    Preview abstract In classic auction theory, reserve prices are known to be effective for improving revenue for the auctioneer against quasi-linear utility maximizing bidders. The introduction of reserve prices, however, usually do not help improve total welfare of the auctioneer and the bidders. In this paper, we focus on value maximizing bidders with return on spend constraints---a paradigm that has drawn considerable attention recently as more advertisers adopt auto-bidding algorithms in advertising platforms---and show that the introduction of reserve prices has a novel impact on the market. Namely, by choosing reserve prices appropriately the auctioneer can improve not only the total revenue but also the total welfare. Our results also demonstrate that reserve prices are robust to bidder types, i.e., reserve prices work well for different bidder types, such as value maximizers and utility maximizers, without using bidder type information. We generalize these results for a variety of auction mechanisms such as VCG, GSP, and first-price auctions. Moreover, we show how to combine these results with additive boosts to improve the welfare of the outcomes of the auction further. Finally, we complement our theoretical observations with an empirical study confirming the effectiveness of these ideas using data from online advertising auctions. View details
    Preview abstract Internet advertisers are increasingly adopting automated bidders to buy advertising opportunities. Automated bidders simplify the procurement process by allowing advertisers to specify their goals and then bidding on their behalf in the auctions that are used to sell advertising slots. One popular goal adopted by advertisers is to maximize their clicks (or conversions) subject to a return on spend (RoS) constraint, which imposes that the ratio of total value to total spend is greater than a target ratio specified by the advertisers. The emergence of automated bidders brings into question whether the standard mechanisms used to sold ads are still effective in this new landscape. Thus motivated, in this paper we study the problem of characterizing optimal mechanisms for selling an item to one of multiple agents with return on spend constraints when either the values or target ratios are private. We consider two objectives for the agents: value maximization, which is becoming the prevalent objective in advertising markets, and utility maximization, which is the de facto paradigm in economic theory.

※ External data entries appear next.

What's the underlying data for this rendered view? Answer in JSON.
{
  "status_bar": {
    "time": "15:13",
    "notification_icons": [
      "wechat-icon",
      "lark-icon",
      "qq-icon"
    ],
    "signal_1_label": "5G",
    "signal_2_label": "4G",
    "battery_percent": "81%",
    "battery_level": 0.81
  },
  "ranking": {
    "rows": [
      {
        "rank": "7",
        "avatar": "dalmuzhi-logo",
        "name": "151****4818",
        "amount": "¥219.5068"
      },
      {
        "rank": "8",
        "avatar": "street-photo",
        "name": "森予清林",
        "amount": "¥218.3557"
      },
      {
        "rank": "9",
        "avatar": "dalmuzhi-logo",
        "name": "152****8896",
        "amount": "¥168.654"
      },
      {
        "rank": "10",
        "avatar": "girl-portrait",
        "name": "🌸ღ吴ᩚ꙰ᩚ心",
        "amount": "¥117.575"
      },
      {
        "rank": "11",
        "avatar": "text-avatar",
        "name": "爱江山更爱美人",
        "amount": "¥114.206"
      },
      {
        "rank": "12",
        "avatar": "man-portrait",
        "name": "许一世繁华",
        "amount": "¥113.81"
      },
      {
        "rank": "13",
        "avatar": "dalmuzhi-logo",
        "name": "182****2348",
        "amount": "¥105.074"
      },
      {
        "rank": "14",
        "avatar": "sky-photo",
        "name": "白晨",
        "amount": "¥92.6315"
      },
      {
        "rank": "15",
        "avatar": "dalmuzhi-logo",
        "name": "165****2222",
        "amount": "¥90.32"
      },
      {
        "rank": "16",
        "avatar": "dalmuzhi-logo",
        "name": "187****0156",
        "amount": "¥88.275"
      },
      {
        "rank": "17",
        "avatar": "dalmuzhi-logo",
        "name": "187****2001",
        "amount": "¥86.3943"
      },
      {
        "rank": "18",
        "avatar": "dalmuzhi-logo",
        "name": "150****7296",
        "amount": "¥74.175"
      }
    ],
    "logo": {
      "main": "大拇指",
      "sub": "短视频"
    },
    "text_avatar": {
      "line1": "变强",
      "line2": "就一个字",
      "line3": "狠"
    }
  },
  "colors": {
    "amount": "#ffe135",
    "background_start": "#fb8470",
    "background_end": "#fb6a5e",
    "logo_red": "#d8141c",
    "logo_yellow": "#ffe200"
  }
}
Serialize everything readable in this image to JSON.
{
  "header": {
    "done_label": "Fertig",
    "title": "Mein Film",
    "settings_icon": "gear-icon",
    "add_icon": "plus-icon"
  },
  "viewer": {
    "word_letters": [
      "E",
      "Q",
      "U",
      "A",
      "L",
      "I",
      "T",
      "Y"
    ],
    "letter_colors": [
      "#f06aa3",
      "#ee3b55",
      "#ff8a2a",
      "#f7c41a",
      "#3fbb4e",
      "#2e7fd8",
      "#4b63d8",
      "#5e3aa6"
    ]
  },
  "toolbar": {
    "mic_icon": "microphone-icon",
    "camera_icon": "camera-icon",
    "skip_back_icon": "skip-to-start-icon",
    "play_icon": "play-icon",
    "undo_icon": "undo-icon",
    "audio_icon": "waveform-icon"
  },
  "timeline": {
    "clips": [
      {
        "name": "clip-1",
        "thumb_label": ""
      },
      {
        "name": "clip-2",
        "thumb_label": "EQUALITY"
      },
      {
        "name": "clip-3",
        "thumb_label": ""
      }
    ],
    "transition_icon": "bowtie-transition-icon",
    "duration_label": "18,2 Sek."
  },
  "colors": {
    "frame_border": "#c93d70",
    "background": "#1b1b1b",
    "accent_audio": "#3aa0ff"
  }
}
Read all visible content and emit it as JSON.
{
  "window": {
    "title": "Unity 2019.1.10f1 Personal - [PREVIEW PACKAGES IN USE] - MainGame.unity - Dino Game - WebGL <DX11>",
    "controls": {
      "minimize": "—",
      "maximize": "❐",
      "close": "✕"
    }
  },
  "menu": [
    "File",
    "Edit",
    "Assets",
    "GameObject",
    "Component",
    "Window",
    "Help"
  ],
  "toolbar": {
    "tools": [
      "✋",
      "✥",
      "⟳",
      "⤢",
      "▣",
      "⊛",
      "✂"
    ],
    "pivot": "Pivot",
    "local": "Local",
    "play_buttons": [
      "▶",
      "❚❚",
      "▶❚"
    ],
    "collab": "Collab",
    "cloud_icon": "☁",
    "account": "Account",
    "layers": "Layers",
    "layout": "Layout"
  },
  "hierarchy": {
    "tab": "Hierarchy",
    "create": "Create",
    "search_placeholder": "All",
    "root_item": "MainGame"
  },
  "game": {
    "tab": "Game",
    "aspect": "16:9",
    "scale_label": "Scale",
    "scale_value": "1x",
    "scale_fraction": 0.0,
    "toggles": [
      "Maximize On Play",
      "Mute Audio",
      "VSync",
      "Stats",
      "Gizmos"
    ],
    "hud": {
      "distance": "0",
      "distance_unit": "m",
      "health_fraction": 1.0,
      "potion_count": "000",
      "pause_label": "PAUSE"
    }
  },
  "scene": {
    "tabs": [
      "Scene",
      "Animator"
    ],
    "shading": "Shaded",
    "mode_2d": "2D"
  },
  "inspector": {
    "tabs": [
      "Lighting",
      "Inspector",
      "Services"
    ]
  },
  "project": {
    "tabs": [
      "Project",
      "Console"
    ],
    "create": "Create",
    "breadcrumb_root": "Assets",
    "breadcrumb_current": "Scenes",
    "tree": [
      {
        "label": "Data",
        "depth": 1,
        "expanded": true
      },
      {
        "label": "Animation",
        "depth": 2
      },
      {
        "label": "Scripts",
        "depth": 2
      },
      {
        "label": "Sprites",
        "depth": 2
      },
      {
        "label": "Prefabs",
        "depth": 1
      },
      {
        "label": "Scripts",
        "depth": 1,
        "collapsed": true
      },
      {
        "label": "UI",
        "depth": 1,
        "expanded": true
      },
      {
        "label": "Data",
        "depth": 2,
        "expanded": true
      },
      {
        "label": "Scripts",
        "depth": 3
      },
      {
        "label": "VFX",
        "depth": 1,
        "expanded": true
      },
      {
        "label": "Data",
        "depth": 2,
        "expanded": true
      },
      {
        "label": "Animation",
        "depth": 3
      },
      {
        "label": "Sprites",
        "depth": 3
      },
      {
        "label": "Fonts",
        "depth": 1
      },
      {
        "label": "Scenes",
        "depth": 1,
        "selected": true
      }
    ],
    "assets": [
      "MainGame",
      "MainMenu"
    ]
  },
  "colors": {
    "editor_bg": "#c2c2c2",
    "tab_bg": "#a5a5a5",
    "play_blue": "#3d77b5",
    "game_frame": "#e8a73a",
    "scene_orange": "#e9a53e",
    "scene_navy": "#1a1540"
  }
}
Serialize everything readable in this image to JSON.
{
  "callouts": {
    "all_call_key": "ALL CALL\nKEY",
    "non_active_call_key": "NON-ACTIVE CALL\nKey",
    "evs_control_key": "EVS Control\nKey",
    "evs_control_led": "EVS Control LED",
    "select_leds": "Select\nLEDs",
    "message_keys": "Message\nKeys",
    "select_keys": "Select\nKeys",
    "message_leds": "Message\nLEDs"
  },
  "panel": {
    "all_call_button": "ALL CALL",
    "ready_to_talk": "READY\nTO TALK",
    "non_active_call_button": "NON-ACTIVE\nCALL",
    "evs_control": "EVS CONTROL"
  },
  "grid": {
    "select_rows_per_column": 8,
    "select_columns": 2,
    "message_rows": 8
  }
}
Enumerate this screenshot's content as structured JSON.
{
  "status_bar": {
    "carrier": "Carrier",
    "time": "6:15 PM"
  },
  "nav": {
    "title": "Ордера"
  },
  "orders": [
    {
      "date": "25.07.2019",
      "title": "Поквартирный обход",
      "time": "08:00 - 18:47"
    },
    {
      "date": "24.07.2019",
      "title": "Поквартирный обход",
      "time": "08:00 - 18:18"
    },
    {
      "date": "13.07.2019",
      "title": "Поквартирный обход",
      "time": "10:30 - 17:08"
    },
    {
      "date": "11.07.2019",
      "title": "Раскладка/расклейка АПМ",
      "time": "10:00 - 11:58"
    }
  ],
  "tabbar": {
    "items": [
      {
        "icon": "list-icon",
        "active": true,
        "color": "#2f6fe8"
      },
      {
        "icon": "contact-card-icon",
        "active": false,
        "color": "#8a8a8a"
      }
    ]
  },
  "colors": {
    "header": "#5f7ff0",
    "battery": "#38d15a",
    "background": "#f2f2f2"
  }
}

Our goal is to understand the impact of the agents' private information and their objectives on the seller's revenue, and determine whether the first-best revenue, which is the optimal revenue without private information, is achievable. View details